United Methodists state in our 2008 Book of Discipline the following: “We support the right of all public and private employees and employers to organize for collective bargaining into unions and other groups of their own choosing. Further, we support the right of both parties to protection in so doing and their responsibility to bargain in good faith within the framework of the public interest. In order that the rights of all members of the society may be maintained and promoted, we support innovative bargaining procedures that include representatives of the public interest in negotiation and settlement of labor-management contracts, including some that may lead to forms of judicial resolution of issues. We reject the use of violence by either party during collective bargaining or any labor/management disagreement. We likewise reject the permanent replacement of a worker who engages in a lawful strike.”

I share this with you because I understand the importance of balancing our state budget while continuing to provide the best services possible to our citizens. But because of my belief that far more is accomplished for the best interests of all those we serve when employers and employees work together, I am writing to ask you to reconsider your initiative which I believe would end the possibility for those who are government employees here in Wisconsin to negotiate settlement of labor and management disagreements.

Rev. David Moyer, the Wisconsin Conference Minister for the United Church of Christ wrote to pastors and churches:

We all know that sacrifices will have to be made.
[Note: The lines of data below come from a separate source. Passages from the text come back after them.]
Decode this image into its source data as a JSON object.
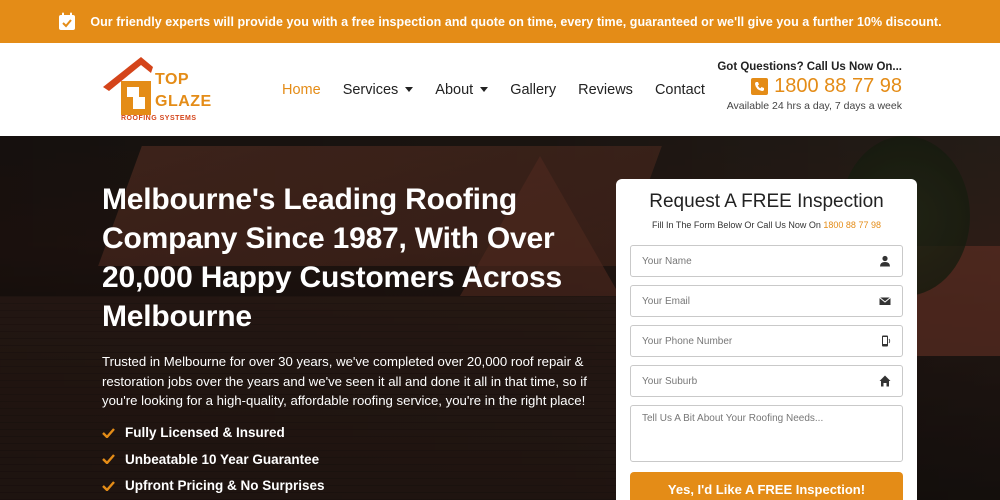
{
  "topbar": {
    "message": "Our friendly experts will provide you with a free inspection and quote on time, every time, guaranteed or we'll give you a further 10% discount.",
    "icon": "calendar-check-icon"
  },
  "logo": {
    "line1": "TOP",
    "line2": "GLAZE",
    "line3": "ROOFING SYSTEMS"
  },
  "nav": {
    "items": [
      {
        "label": "Home",
        "active": true
      },
      {
        "label": "Services",
        "dropdown": true
      },
      {
        "label": "About",
        "dropdown": true
      },
      {
        "label": "Gallery"
      },
      {
        "label": "Reviews"
      },
      {
        "label": "Contact"
      }
    ]
  },
  "contact": {
    "question": "Got Questions? Call Us Now On...",
    "phone": "1800 88 77 98",
    "availability": "Available 24 hrs a day, 7 days a week"
  },
  "hero": {
    "title": "Melbourne's Leading Roofing Company Since 1987, With Over 20,000 Happy Customers Across Melbourne",
    "paragraph": "Trusted in Melbourne for over 30 years, we've completed over 20,000 roof repair & restoration jobs over the years and we've seen it all and done it all in that time, so if you're looking for a high-quality, affordable roofing service, you're in the right place!",
    "checks": [
      "Fully Licensed & Insured",
      "Unbeatable 10 Year Guarantee",
      "Upfront Pricing & No Surprises"
    ]
  },
  "form": {
    "title": "Request A FREE Inspection",
    "subtitle": "Fill In The Form Below Or Call Us Now On",
    "subtitle_phone": "1800 88 77 98",
    "fields": [
      {
        "placeholder": "Your Name",
        "icon": "user-icon"
      },
      {
        "placeholder": "Your Email",
        "icon": "envelope-icon"
      },
      {
        "placeholder": "Your Phone Number",
        "icon": "mobile-phone-icon"
      },
      {
        "placeholder": "Your Suburb",
        "icon": "home-icon"
      }
    ],
    "message_placeholder": "Tell Us A Bit About Your Roofing Needs...",
    "submit_label": "Yes, I'd Like A FREE Inspection!"
  },
  "colors": {
    "accent": "#e48c17",
    "logo_red": "#d4441a"
  }
}
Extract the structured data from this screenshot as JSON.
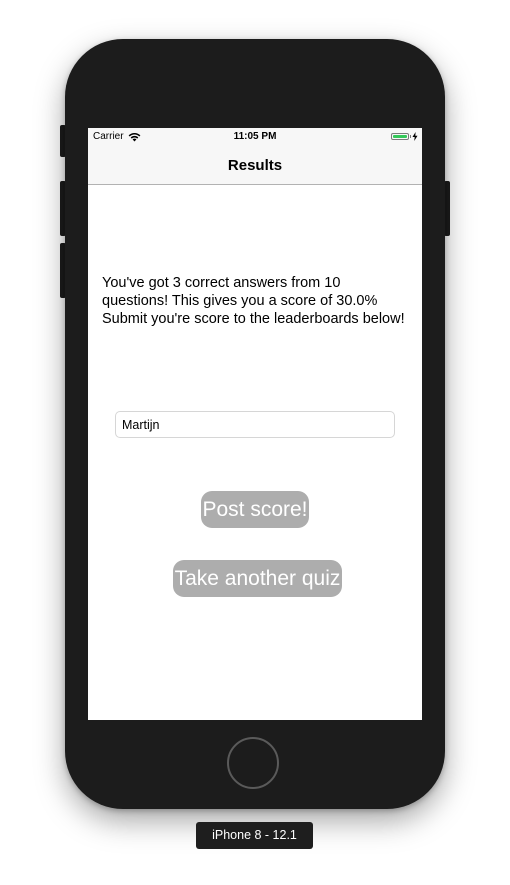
{
  "status_bar": {
    "carrier": "Carrier",
    "time": "11:05 PM",
    "battery_level": 1.0,
    "battery_color": "#34c759",
    "wifi_icon": "wifi-icon",
    "charging_icon": "bolt-icon"
  },
  "nav": {
    "title": "Results"
  },
  "result": {
    "message": "You've got 3 correct answers from 10 questions! This gives you a score of 30.0% Submit you're score to the leaderboards below!"
  },
  "name_field": {
    "value": "Martijn",
    "placeholder": ""
  },
  "buttons": {
    "post_score": "Post score!",
    "take_another_quiz": "Take another quiz"
  },
  "device": {
    "label": "iPhone 8 - 12.1"
  },
  "colors": {
    "button_background": "#adadad",
    "button_text": "#ffffff",
    "device_body": "#1c1c1c"
  }
}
The question is how decision will be made and if those who will be faced with the greater burden of these sacrifices will be given the respect that offers them a place at the table as decisions are made… The right to negotiate is at the core of Wisconsin’s history, and tough economic times are not a moment to turn away from these essential rights that provide for fair and just decision-making.

Jewish mobilization is afoot as well. Rabbi Renée Bauer is the Director of the Interfaith Coalition for Worker Justice of South Central Wisconsin, which has been working around the clock coordinating the interfaith religious response in Madison. Reform, Reconstructionist, and Conservative rabbis representing all of the Jewish congregations in Madison have spoken out against Governor Walker’s legislation and are circulating a Letter “to Rabbinic Colleagues and Friends”:

As rabbis this an affront to our values—the Jewish mandate to protect workers, as well as the poor and needy among us… And it is an affront to our belief that these issues should be debated openly and fairly under public scrutiny.

Although Madison, Wisconsin seems to be “ground zero” in the fight for collective bargaining, similar anti-worker and anti-union bills have been introduced or proposed in approximately 30 state legislators. Given the groundswell of religious support, much of it from religious leaders who have not been particularly active in worker rights issues, it appears that right-wing forces have gone too far. Not all religious leaders are strong supporters of unions, but none believe workers rights should be decimated.

This is what religion looks like.